** Opening Task inputs block **
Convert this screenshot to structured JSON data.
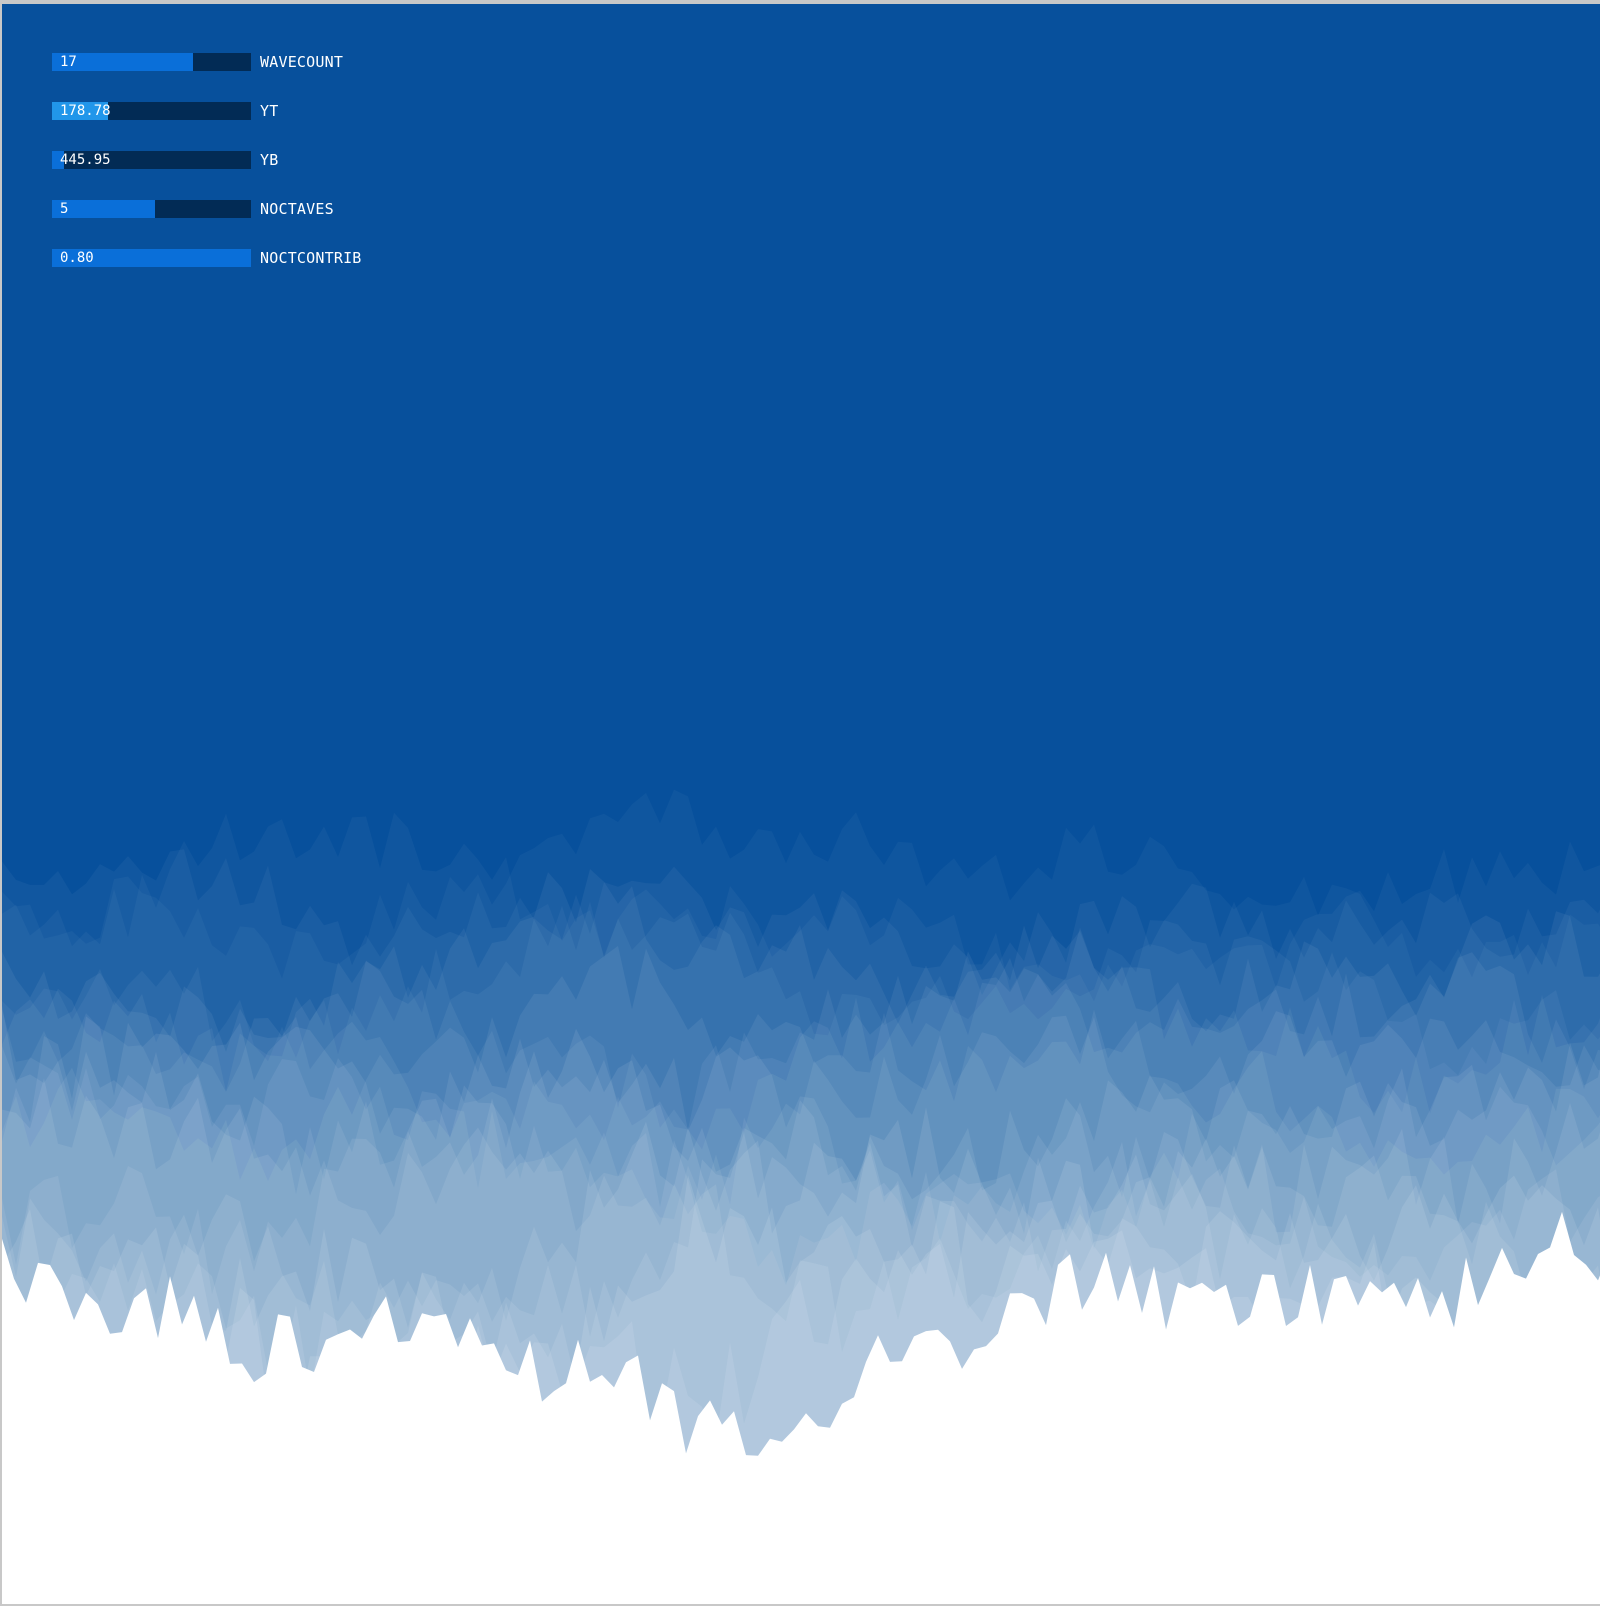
{
  "colors": {
    "sky": "#07509c",
    "terrain_layer": "#ffffff",
    "slider_track": "#022b55",
    "slider_fill": "#0a6fd9",
    "slider_fill_active": "#2196ea",
    "text": "#ffffff",
    "window_frame": "#c8c8c8"
  },
  "controls": [
    {
      "label": "WAVECOUNT",
      "value": "17",
      "fraction": 0.71,
      "active": false
    },
    {
      "label": "YT",
      "value": "178.78",
      "fraction": 0.28,
      "active": true
    },
    {
      "label": "YB",
      "value": "445.95",
      "fraction": 0.06,
      "active": false
    },
    {
      "label": "NOCTAVES",
      "value": "5",
      "fraction": 0.52,
      "active": false
    },
    {
      "label": "NOCTCONTRIB",
      "value": "0.80",
      "fraction": 1.0,
      "active": false
    }
  ],
  "terrain": {
    "layer_count": 17,
    "noctaves": 5,
    "noct_contrib": 0.8
  }
}
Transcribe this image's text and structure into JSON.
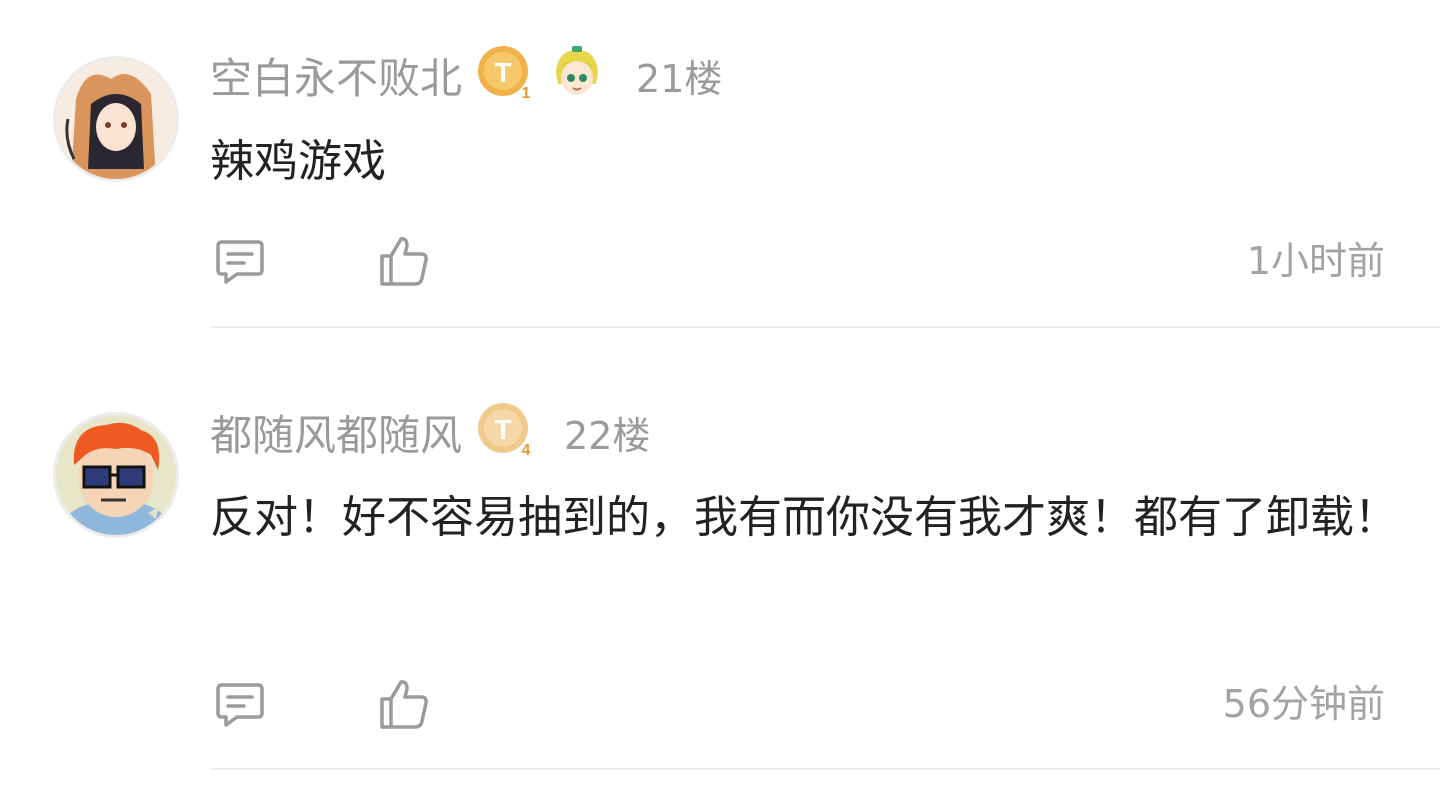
{
  "comments": [
    {
      "username": "空白永不败北",
      "level_badge": "T",
      "level_num": "1",
      "floor": "21楼",
      "content": "辣鸡游戏",
      "time": "1小时前"
    },
    {
      "username": "都随风都随风",
      "level_badge": "T",
      "level_num": "4",
      "floor": "22楼",
      "content": "反对！好不容易抽到的，我有而你没有我才爽！都有了卸载！",
      "time": "56分钟前"
    }
  ],
  "icons": {
    "reply": "comment-icon",
    "like": "thumbs-up-icon"
  },
  "colors": {
    "muted_text": "#9a9a9a",
    "body_text": "#222222",
    "badge_gold": "#f2b24b",
    "badge_light": "#f2c98c",
    "divider": "#f0f0f0"
  }
}
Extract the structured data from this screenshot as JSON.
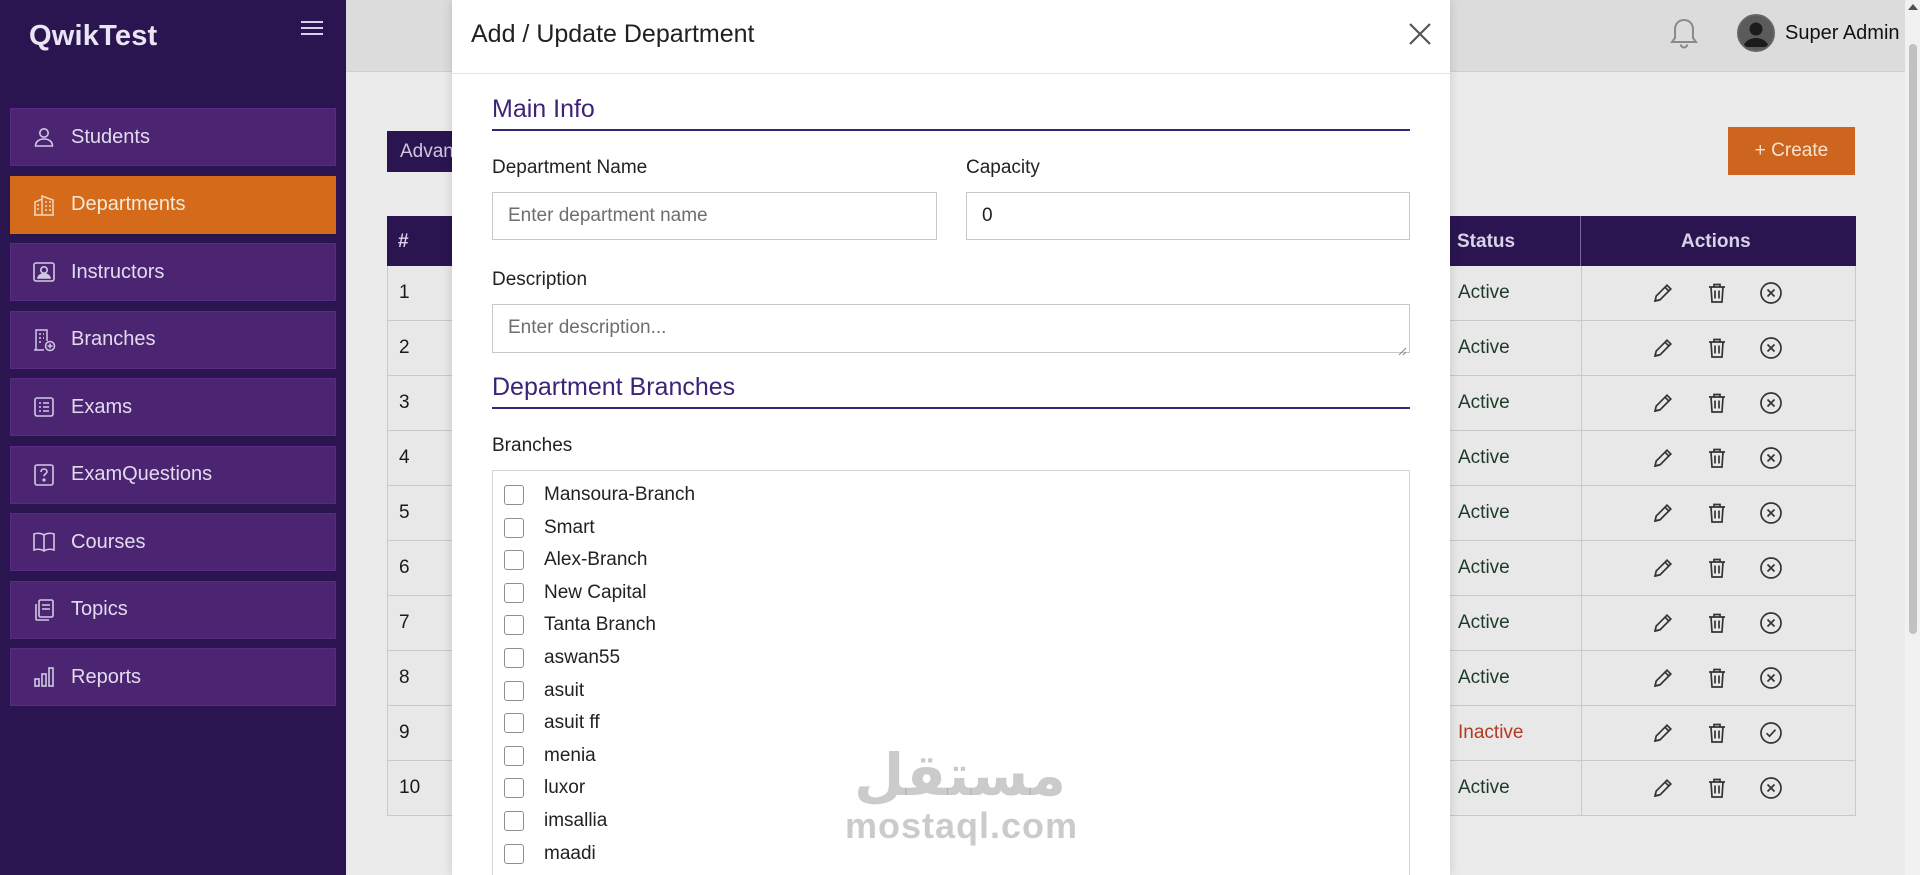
{
  "app": {
    "brand": "QwikTest"
  },
  "sidebar": {
    "items": [
      {
        "label": "Students",
        "icon": "user-icon",
        "active": false
      },
      {
        "label": "Departments",
        "icon": "building-icon",
        "active": true
      },
      {
        "label": "Instructors",
        "icon": "id-card-icon",
        "active": false
      },
      {
        "label": "Branches",
        "icon": "branch-building-icon",
        "active": false
      },
      {
        "label": "Exams",
        "icon": "document-icon",
        "active": false
      },
      {
        "label": "ExamQuestions",
        "icon": "question-icon",
        "active": false
      },
      {
        "label": "Courses",
        "icon": "book-icon",
        "active": false
      },
      {
        "label": "Topics",
        "icon": "stack-icon",
        "active": false
      },
      {
        "label": "Reports",
        "icon": "bar-chart-icon",
        "active": false
      }
    ]
  },
  "header": {
    "user_name": "Super Admin"
  },
  "page": {
    "advanced_label": "Advan",
    "create_label": "+ Create",
    "table": {
      "columns": {
        "num": "#",
        "status": "Status",
        "actions": "Actions"
      },
      "rows": [
        {
          "num": "1",
          "status": "Active"
        },
        {
          "num": "2",
          "status": "Active"
        },
        {
          "num": "3",
          "status": "Active"
        },
        {
          "num": "4",
          "status": "Active"
        },
        {
          "num": "5",
          "status": "Active"
        },
        {
          "num": "6",
          "status": "Active"
        },
        {
          "num": "7",
          "status": "Active"
        },
        {
          "num": "8",
          "status": "Active"
        },
        {
          "num": "9",
          "status": "Inactive"
        },
        {
          "num": "10",
          "status": "Active"
        }
      ]
    }
  },
  "modal": {
    "title": "Add / Update Department",
    "main_info_title": "Main Info",
    "department_name_label": "Department Name",
    "department_name_placeholder": "Enter department name",
    "capacity_label": "Capacity",
    "capacity_value": "0",
    "description_label": "Description",
    "description_placeholder": "Enter description...",
    "branches_section_title": "Department Branches",
    "branches_label": "Branches",
    "branches": [
      "Mansoura-Branch",
      "Smart",
      "Alex-Branch",
      "New Capital",
      "Tanta Branch",
      "aswan55",
      "asuit",
      "asuit ff",
      "menia",
      "luxor",
      "imsallia",
      "maadi"
    ]
  },
  "watermark": {
    "arabic": "مستقل",
    "latin": "mostaql.com"
  },
  "colors": {
    "sidebar": "#2a1550",
    "nav_item": "#4b2472",
    "accent": "#d46a1a",
    "section": "#3b2376",
    "inactive": "#b33a1e"
  }
}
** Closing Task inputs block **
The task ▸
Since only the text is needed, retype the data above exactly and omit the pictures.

Solved exercise ▸
Convert this screenshot to structured JSON data.
{
  "colors": {
    "sky": "#07509c",
    "terrain_layer": "#ffffff",
    "slider_track": "#022b55",
    "slider_fill": "#0a6fd9",
    "slider_fill_active": "#2196ea",
    "text": "#ffffff",
    "window_frame": "#c8c8c8"
  },
  "controls": [
    {
      "label": "WAVECOUNT",
      "value": "17",
      "fraction": 0.71,
      "active": false
    },
    {
      "label": "YT",
      "value": "178.78",
      "fraction": 0.28,
      "active": true
    },
    {
      "label": "YB",
      "value": "445.95",
      "fraction": 0.06,
      "active": false
    },
    {
      "label": "NOCTAVES",
      "value": "5",
      "fraction": 0.52,
      "active": false
    },
    {
      "label": "NOCTCONTRIB",
      "value": "0.80",
      "fraction": 1.0,
      "active": false
    }
  ],
  "terrain": {
    "layer_count": 17,
    "noctaves": 5,
    "noct_contrib": 0.8
  }
}
Transcribe this image's text and structure into JSON.
{
  "comments": [
    {
      "username": "空白永不败北",
      "level_badge": "T",
      "level_num": "1",
      "floor": "21楼",
      "content": "辣鸡游戏",
      "time": "1小时前"
    },
    {
      "username": "都随风都随风",
      "level_badge": "T",
      "level_num": "4",
      "floor": "22楼",
      "content": "反对！好不容易抽到的，我有而你没有我才爽！都有了卸载！",
      "time": "56分钟前"
    }
  ],
  "icons": {
    "reply": "comment-icon",
    "like": "thumbs-up-icon"
  },
  "colors": {
    "muted_text": "#9a9a9a",
    "body_text": "#222222",
    "badge_gold": "#f2b24b",
    "badge_light": "#f2c98c",
    "divider": "#f0f0f0"
  }
}
Extract the structured data from this screenshot as JSON.
{
  "app": {
    "brand": "QwikTest"
  },
  "sidebar": {
    "items": [
      {
        "label": "Students",
        "icon": "user-icon",
        "active": false
      },
      {
        "label": "Departments",
        "icon": "building-icon",
        "active": true
      },
      {
        "label": "Instructors",
        "icon": "id-card-icon",
        "active": false
      },
      {
        "label": "Branches",
        "icon": "branch-building-icon",
        "active": false
      },
      {
        "label": "Exams",
        "icon": "document-icon",
        "active": false
      },
      {
        "label": "ExamQuestions",
        "icon": "question-icon",
        "active": false
      },
      {
        "label": "Courses",
        "icon": "book-icon",
        "active": false
      },
      {
        "label": "Topics",
        "icon": "stack-icon",
        "active": false
      },
      {
        "label": "Reports",
        "icon": "bar-chart-icon",
        "active": false
      }
    ]
  },
  "header": {
    "user_name": "Super Admin"
  },
  "page": {
    "advanced_label": "Advan",
    "create_label": "+ Create",
    "table": {
      "columns": {
        "num": "#",
        "status": "Status",
        "actions": "Actions"
      },
      "rows": [
        {
          "num": "1",
          "status": "Active"
        },
        {
          "num": "2",
          "status": "Active"
        },
        {
          "num": "3",
          "status": "Active"
        },
        {
          "num": "4",
          "status": "Active"
        },
        {
          "num": "5",
          "status": "Active"
        },
        {
          "num": "6",
          "status": "Active"
        },
        {
          "num": "7",
          "status": "Active"
        },
        {
          "num": "8",
          "status": "Active"
        },
        {
          "num": "9",
          "status": "Inactive"
        },
        {
          "num": "10",
          "status": "Active"
        }
      ]
    }
  },
  "modal": {
    "title": "Add / Update Department",
    "main_info_title": "Main Info",
    "department_name_label": "Department Name",
    "department_name_placeholder": "Enter department name",
    "capacity_label": "Capacity",
    "capacity_value": "0",
    "description_label": "Description",
    "description_placeholder": "Enter description...",
    "branches_section_title": "Department Branches",
    "branches_label": "Branches",
    "branches": [
      "Mansoura-Branch",
      "Smart",
      "Alex-Branch",
      "New Capital",
      "Tanta Branch",
      "aswan55",
      "asuit",
      "asuit ff",
      "menia",
      "luxor",
      "imsallia",
      "maadi"
    ]
  },
  "watermark": {
    "arabic": "مستقل",
    "latin": "mostaql.com"
  },
  "colors": {
    "sidebar": "#2a1550",
    "nav_item": "#4b2472",
    "accent": "#d46a1a",
    "section": "#3b2376",
    "inactive": "#b33a1e"
  }
}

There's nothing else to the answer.